- [What this task involves]:
When a line of the records contains "outside", copy it.

☆ ☆ ☆ ☆ ☆

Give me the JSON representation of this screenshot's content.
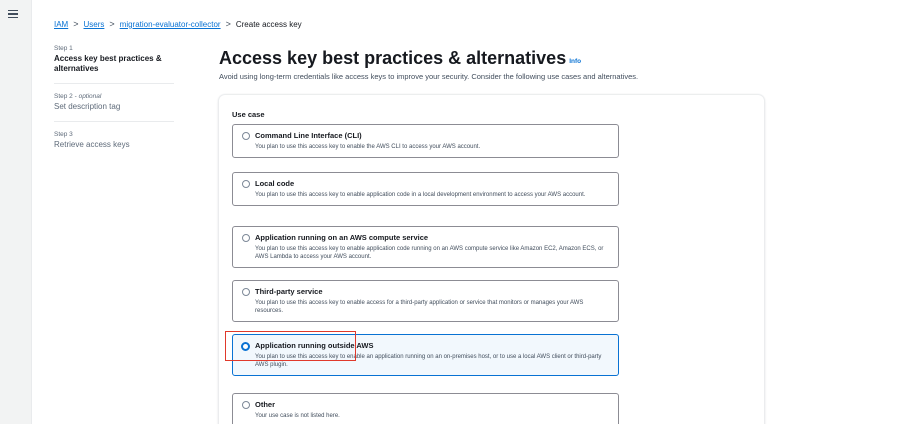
{
  "nav": {
    "menu_icon": "hamburger-menu-icon"
  },
  "breadcrumb": {
    "items": [
      "IAM",
      "Users",
      "migration-evaluator-collector"
    ],
    "current": "Create access key",
    "separator": ">"
  },
  "steps": [
    {
      "number": "Step 1",
      "optional": "",
      "title": "Access key best practices & alternatives"
    },
    {
      "number": "Step 2 - ",
      "optional": "optional",
      "title": "Set description tag"
    },
    {
      "number": "Step 3",
      "optional": "",
      "title": "Retrieve access keys"
    }
  ],
  "header": {
    "title": "Access key best practices & alternatives",
    "info": "Info",
    "description": "Avoid using long-term credentials like access keys to improve your security. Consider the following use cases and alternatives."
  },
  "form": {
    "use_case_label": "Use case",
    "options": [
      {
        "title": "Command Line Interface (CLI)",
        "description": "You plan to use this access key to enable the AWS CLI to access your AWS account."
      },
      {
        "title": "Local code",
        "description": "You plan to use this access key to enable application code in a local development environment to access your AWS account."
      },
      {
        "title": "Application running on an AWS compute service",
        "description": "You plan to use this access key to enable application code running on an AWS compute service like Amazon EC2, Amazon ECS, or AWS Lambda to access your AWS account."
      },
      {
        "title": "Third-party service",
        "description": "You plan to use this access key to enable access for a third-party application or service that monitors or manages your AWS resources."
      },
      {
        "title": "Application running outside AWS",
        "description": "You plan to use this access key to enable an application running on an on-premises host, or to use a local AWS client or third-party AWS plugin."
      },
      {
        "title": "Other",
        "description": "Your use case is not listed here."
      }
    ],
    "selected_option": "Application running outside AWS"
  },
  "colors": {
    "accent": "#0972d3",
    "highlight": "#e0392b",
    "background": "#f2f3f3"
  }
}
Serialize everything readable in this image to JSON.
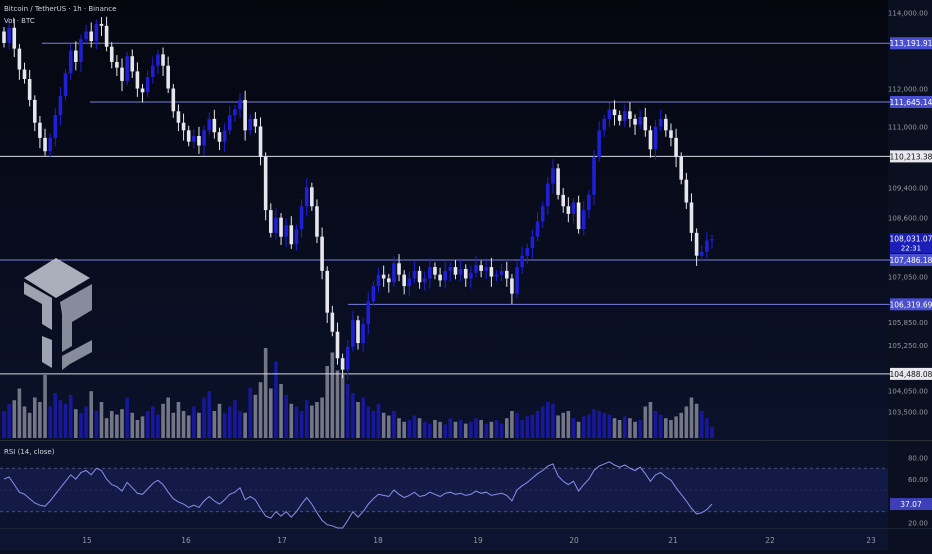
{
  "header": {
    "symbol_line": "Bitcoin / TetherUS · 1h · Binance",
    "volume_line": "Vol · BTC"
  },
  "rsi_panel": {
    "label": "RSI (14, close)",
    "current_value": "37.07"
  },
  "colors": {
    "background": "#0b1020",
    "up_candle": "#1f1fd6",
    "down_candle": "#e6e6ec",
    "level_line_blue": "#7b7fe0",
    "level_line_white": "#d9d9e0",
    "rsi_line": "#8a90ee",
    "rsi_band_fill": "#141c4a"
  },
  "chart_data": [
    {
      "type": "candlestick",
      "price_axis_labels": [
        "114,000.00",
        "112,000.00",
        "111,000.00",
        "109,400.00",
        "108,600.00",
        "107,050.00",
        "105,850.00",
        "105,250.00",
        "104,050.00",
        "103,500.00"
      ],
      "x_tick_labels": [
        "15",
        "16",
        "17",
        "18",
        "19",
        "20",
        "21",
        "22",
        "23"
      ],
      "levels": [
        {
          "label": "113,191.91",
          "value": 113191.91,
          "style": "blue"
        },
        {
          "label": "111,645.14",
          "value": 111645.14,
          "style": "blue"
        },
        {
          "label": "110,213.38",
          "value": 110213.38,
          "style": "white"
        },
        {
          "label": "107,486.18",
          "value": 107486.18,
          "style": "blue"
        },
        {
          "label": "106,319.69",
          "value": 106319.69,
          "style": "blue"
        },
        {
          "label": "104,488.08",
          "value": 104488.08,
          "style": "white"
        }
      ],
      "last_price": {
        "label": "108,031.07",
        "countdown": "22:31",
        "value": 108031.07
      },
      "candles_close": [
        113200,
        113600,
        113050,
        112500,
        112250,
        111700,
        111100,
        110700,
        110350,
        110700,
        111300,
        111800,
        112400,
        113000,
        112700,
        113300,
        113500,
        113250,
        113700,
        113650,
        113100,
        112700,
        112550,
        112200,
        112850,
        112450,
        112000,
        111900,
        112300,
        112600,
        112900,
        112600,
        112000,
        111400,
        111100,
        110900,
        110600,
        110750,
        110500,
        110900,
        111200,
        110850,
        110600,
        110900,
        111300,
        111450,
        111700,
        110900,
        111200,
        111000,
        110200,
        108800,
        108200,
        108600,
        108100,
        108400,
        107900,
        108300,
        108900,
        109400,
        108900,
        108100,
        107200,
        106100,
        105600,
        104900,
        104600,
        105200,
        105900,
        105300,
        105800,
        106400,
        106800,
        107100,
        107000,
        106900,
        107400,
        107100,
        106800,
        107000,
        107200,
        106900,
        107000,
        107300,
        107100,
        106950,
        107200,
        107300,
        107100,
        107250,
        107000,
        107150,
        107350,
        107200,
        107300,
        107050,
        107100,
        107200,
        107000,
        106600,
        107300,
        107600,
        107800,
        108100,
        108500,
        108900,
        109500,
        109900,
        109200,
        108900,
        108700,
        109000,
        108300,
        108800,
        109200,
        110200,
        110900,
        111200,
        111450,
        111300,
        111150,
        111400,
        111200,
        111050,
        111250,
        110900,
        110400,
        111000,
        111200,
        110900,
        110700,
        110200,
        109600,
        109000,
        108200,
        107600,
        107700,
        108000,
        108031
      ]
    },
    {
      "type": "line",
      "series_label": "RSI (14, close)",
      "y_axis_labels": [
        "80.00",
        "60.00",
        "37.07",
        "20.00"
      ],
      "ylim": [
        15,
        85
      ],
      "band_levels": [
        70,
        30
      ],
      "mid_level": 50,
      "values": [
        60,
        62,
        55,
        48,
        46,
        42,
        38,
        36,
        35,
        40,
        46,
        52,
        58,
        64,
        60,
        66,
        68,
        64,
        70,
        68,
        60,
        55,
        53,
        49,
        57,
        52,
        47,
        46,
        51,
        56,
        59,
        55,
        48,
        42,
        39,
        37,
        34,
        36,
        34,
        40,
        44,
        40,
        37,
        41,
        46,
        48,
        52,
        41,
        44,
        41,
        33,
        26,
        24,
        30,
        26,
        30,
        25,
        30,
        37,
        43,
        37,
        29,
        22,
        18,
        17,
        15,
        15,
        22,
        30,
        25,
        30,
        37,
        42,
        46,
        45,
        44,
        50,
        46,
        43,
        45,
        48,
        44,
        45,
        48,
        46,
        44,
        47,
        48,
        46,
        47,
        45,
        46,
        49,
        47,
        48,
        45,
        46,
        47,
        45,
        40,
        50,
        54,
        57,
        61,
        65,
        68,
        72,
        74,
        63,
        58,
        55,
        58,
        49,
        55,
        60,
        68,
        72,
        74,
        76,
        73,
        71,
        73,
        70,
        68,
        71,
        65,
        58,
        64,
        66,
        62,
        59,
        52,
        46,
        40,
        33,
        28,
        29,
        32,
        37
      ]
    },
    {
      "type": "bar",
      "series_label": "Vol · BTC",
      "values": [
        30,
        38,
        42,
        55,
        35,
        28,
        45,
        40,
        70,
        35,
        50,
        42,
        38,
        48,
        32,
        28,
        35,
        52,
        30,
        40,
        22,
        30,
        26,
        32,
        45,
        28,
        20,
        24,
        30,
        35,
        26,
        38,
        45,
        28,
        40,
        30,
        25,
        35,
        28,
        45,
        52,
        30,
        38,
        28,
        35,
        42,
        30,
        28,
        56,
        48,
        62,
        100,
        55,
        85,
        60,
        48,
        38,
        35,
        30,
        42,
        36,
        40,
        45,
        80,
        95,
        75,
        70,
        60,
        50,
        40,
        45,
        35,
        30,
        38,
        28,
        25,
        30,
        22,
        18,
        20,
        25,
        22,
        18,
        16,
        20,
        18,
        15,
        22,
        18,
        20,
        16,
        18,
        22,
        20,
        16,
        18,
        20,
        16,
        22,
        30,
        28,
        20,
        24,
        26,
        30,
        35,
        40,
        38,
        25,
        28,
        30,
        22,
        18,
        24,
        26,
        32,
        30,
        28,
        26,
        22,
        20,
        24,
        22,
        18,
        20,
        35,
        40,
        30,
        26,
        22,
        20,
        24,
        28,
        35,
        45,
        38,
        30,
        22,
        12
      ]
    }
  ]
}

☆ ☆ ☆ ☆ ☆

- [Response to the task]:
        "title": "Application running outside AWS",
    "selected_option": "Application running outside AWS"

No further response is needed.